- [YOUR ASSIGNMENT]: From the first line to the last, give the data again exactly.

(App and web page records)

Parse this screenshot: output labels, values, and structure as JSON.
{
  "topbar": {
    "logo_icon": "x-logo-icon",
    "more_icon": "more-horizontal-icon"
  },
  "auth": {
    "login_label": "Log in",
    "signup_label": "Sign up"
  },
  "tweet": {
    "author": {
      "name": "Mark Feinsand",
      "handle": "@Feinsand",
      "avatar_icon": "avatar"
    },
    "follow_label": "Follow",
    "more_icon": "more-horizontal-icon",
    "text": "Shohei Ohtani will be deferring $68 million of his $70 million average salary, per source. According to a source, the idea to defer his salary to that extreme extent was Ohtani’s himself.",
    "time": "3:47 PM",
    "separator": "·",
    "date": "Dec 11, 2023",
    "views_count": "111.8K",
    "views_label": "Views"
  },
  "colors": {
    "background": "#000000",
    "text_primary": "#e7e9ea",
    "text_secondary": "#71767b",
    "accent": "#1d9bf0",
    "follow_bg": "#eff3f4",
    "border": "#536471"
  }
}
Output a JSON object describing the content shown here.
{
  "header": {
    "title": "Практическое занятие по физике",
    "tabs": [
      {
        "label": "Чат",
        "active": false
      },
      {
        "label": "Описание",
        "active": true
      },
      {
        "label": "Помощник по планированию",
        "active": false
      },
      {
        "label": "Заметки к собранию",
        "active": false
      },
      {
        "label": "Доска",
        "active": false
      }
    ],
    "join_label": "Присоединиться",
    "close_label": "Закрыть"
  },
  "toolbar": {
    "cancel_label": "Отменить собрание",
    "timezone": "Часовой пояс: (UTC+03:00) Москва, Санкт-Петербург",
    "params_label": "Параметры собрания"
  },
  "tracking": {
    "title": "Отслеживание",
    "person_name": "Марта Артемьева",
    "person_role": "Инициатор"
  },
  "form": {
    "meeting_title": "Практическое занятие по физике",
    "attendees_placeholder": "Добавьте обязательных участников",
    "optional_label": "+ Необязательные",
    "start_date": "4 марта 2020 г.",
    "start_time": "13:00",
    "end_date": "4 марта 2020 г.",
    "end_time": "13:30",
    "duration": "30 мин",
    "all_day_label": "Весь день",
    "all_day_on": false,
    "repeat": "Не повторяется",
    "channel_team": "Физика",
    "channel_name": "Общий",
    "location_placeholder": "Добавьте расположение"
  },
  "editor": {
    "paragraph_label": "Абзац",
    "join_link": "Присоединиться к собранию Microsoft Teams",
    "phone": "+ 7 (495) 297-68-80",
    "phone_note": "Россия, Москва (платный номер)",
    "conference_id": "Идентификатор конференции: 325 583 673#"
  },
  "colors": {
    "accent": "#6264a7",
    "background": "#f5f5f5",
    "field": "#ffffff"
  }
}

- [EXERCISE SOLUTION]:
Parse this screenshot: output labels, values, and structure as JSON.
{
  "topbar": {
    "logo_icon": "x-logo-icon",
    "more_icon": "more-horizontal-icon"
  },
  "auth": {
    "login_label": "Log in",
    "signup_label": "Sign up"
  },
  "tweet": {
    "author": {
      "name": "Mark Feinsand",
      "handle": "@Feinsand",
      "avatar_icon": "avatar"
    },
    "follow_label": "Follow",
    "more_icon": "more-horizontal-icon",
    "text": "Shohei Ohtani will be deferring $68 million of his $70 million average salary, per source. According to a source, the idea to defer his salary to that extreme extent was Ohtani’s himself.",
    "time": "3:47 PM",
    "separator": "·",
    "date": "Dec 11, 2023",
    "views_count": "111.8K",
    "views_label": "Views"
  },
  "colors": {
    "background": "#000000",
    "text_primary": "#e7e9ea",
    "text_secondary": "#71767b",
    "accent": "#1d9bf0",
    "follow_bg": "#eff3f4",
    "border": "#536471"
  }
}
Output a JSON object describing the content shown here.
{
  "header": {
    "title": "Практическое занятие по физике",
    "tabs": [
      {
        "label": "Чат",
        "active": false
      },
      {
        "label": "Описание",
        "active": true
      },
      {
        "label": "Помощник по планированию",
        "active": false
      },
      {
        "label": "Заметки к собранию",
        "active": false
      },
      {
        "label": "Доска",
        "active": false
      }
    ],
    "join_label": "Присоединиться",
    "close_label": "Закрыть"
  },
  "toolbar": {
    "cancel_label": "Отменить собрание",
    "timezone": "Часовой пояс: (UTC+03:00) Москва, Санкт-Петербург",
    "params_label": "Параметры собрания"
  },
  "tracking": {
    "title": "Отслеживание",
    "person_name": "Марта Артемьева",
    "person_role": "Инициатор"
  },
  "form": {
    "meeting_title": "Практическое занятие по физике",
    "attendees_placeholder": "Добавьте обязательных участников",
    "optional_label": "+ Необязательные",
    "start_date": "4 марта 2020 г.",
    "start_time": "13:00",
    "end_date": "4 марта 2020 г.",
    "end_time": "13:30",
    "duration": "30 мин",
    "all_day_label": "Весь день",
    "all_day_on": false,
    "repeat": "Не повторяется",
    "channel_team": "Физика",
    "channel_name": "Общий",
    "location_placeholder": "Добавьте расположение"
  },
  "editor": {
    "paragraph_label": "Абзац",
    "join_link": "Присоединиться к собранию Microsoft Teams",
    "phone": "+ 7 (495) 297-68-80",
    "phone_note": "Россия, Москва (платный номер)",
    "conference_id": "Идентификатор конференции: 325 583 673#"
  },
  "colors": {
    "accent": "#6264a7",
    "background": "#f5f5f5",
    "field": "#ffffff"
  }
}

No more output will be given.